First impression on unpacking the Q702 test unit was the solid feel and clean, minimalist styling.
IE9 and Chrome 7 top early HTML5 tests
- — 03 November, 2010 04:28
The newly released sixth preview of Internet Explorer 9 best handles the forthcoming HTML5 standard, followed by Google's Chrome 7 Web browser, according to recent early tests by the World Wide Web Consortium (W3C).
The W3C's test suite examined five Web browsers' conformance with seven features of HTML5: "attributes," "audio," "video," "canvas," "getElementsByClassName," "foreigncontent" and "xhtml5." Microsoft's IE9 Platform Preview 6 fared best across the test suite, with 100 per cent scores on all but the "canvas" and "getElementsByClassName" categories, on which it achieved 89.6 per cent and 83.3 per cent, respectively.
Google's Chrome 7.0.517.41 beta placed second, with four 100 per cent scores along with 80.6 per cent on "canvas," 92.9 per cent on "video" and 42.9 per cent on "xhtml5." Following Chrome were Firefox 4 Beta 6 and Opera 11.00 alpha (build 1029), both of which achieved three 100 per cent scores, and Safari Version 5.0.2 (6533.18.5), which earned two perfect scores. You can see the full suite of scores on the W3C's results page.
A Partial Snapshot

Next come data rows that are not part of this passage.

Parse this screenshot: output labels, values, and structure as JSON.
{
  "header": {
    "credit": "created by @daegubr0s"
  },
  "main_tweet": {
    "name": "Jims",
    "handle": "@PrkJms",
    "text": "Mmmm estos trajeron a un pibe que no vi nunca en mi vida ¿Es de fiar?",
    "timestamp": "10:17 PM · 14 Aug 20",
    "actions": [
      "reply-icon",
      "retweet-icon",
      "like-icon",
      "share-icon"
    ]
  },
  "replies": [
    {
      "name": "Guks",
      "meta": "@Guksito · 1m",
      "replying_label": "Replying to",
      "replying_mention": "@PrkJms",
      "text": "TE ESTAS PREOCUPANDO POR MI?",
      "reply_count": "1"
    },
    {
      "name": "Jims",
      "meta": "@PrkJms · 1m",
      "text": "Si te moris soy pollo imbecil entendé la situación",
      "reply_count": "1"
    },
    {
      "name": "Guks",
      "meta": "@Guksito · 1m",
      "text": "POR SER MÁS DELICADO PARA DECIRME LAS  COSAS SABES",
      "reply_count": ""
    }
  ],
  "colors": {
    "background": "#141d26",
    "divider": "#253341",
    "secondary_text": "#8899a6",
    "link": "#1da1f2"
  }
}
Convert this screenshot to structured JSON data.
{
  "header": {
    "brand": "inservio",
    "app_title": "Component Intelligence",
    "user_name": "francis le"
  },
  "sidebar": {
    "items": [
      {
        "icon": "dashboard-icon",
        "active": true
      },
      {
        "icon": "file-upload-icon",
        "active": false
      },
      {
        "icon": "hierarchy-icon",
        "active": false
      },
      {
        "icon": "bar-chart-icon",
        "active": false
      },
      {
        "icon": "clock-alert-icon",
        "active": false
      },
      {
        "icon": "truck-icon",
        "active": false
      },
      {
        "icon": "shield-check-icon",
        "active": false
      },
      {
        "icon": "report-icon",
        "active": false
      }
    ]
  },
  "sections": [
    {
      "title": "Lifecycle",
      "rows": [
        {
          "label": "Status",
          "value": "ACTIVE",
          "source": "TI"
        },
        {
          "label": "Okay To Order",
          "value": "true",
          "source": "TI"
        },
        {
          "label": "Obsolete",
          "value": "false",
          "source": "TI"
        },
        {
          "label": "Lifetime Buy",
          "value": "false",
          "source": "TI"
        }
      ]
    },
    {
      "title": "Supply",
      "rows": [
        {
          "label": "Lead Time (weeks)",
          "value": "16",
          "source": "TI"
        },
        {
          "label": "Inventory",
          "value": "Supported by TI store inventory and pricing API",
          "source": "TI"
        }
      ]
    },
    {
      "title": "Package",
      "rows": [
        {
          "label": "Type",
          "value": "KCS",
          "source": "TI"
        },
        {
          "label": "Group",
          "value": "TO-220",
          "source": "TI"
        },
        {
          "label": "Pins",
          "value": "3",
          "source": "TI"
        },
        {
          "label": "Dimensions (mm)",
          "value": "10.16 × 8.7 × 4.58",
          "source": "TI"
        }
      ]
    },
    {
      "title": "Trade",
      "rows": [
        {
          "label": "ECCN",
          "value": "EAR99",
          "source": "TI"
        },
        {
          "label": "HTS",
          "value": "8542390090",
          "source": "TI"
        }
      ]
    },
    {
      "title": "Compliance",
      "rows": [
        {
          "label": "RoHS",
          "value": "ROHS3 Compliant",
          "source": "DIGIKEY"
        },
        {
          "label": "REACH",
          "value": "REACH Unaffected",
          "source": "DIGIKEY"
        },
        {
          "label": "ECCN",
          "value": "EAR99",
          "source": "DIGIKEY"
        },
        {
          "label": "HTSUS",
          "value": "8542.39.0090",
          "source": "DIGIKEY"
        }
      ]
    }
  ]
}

The new HTML5 specification for structuring and presenting Web content has yet to be finalized, but it's anticipated with considerable excitement for its inclusion of features such as video playback that previously depended on third-party browser plug-ins such as Adobe Flash and Microsoft Silverlight.
The W3C's test suite provides only a very early indication of the various browsers' support for the standard, however, and it's important to keep in mind that the suite does not yet include all of the standard's features. Still to be incorporated, for example, are aspects such as the file API, local file storage, and Web workers.
Other tests already out there produce different results. The HTML5 Test, for instance, allows Web surfers to get an indication of their current browser's HTML5 support; for me, Firefox 3.6, for instance, scores 139 points plus 4 bonus points out of a total of 300 possible on the site. Then there's the When Can I Use site, which offers compatibility tables for features in HTML5 as well as CSS3, SVG and other upcoming Web technologies.
Still, it's interesting to see where the various browsers fall, particularly when compared with market share. According to Net Applications' new market data for October, Internet Explorer has dropped from 59.7 per cent in September to 59.3 per cent; Firefox has dipped a bit from 23 per cent to 22.8 per cent; Chrome has risen from eight per cent to 8.5 per cent. At five per cent, Safari has moved up slightly, and Opera, at two per cent, has dropped slightly.
Follow Katherine Noyes on Twitter: @Noyesk.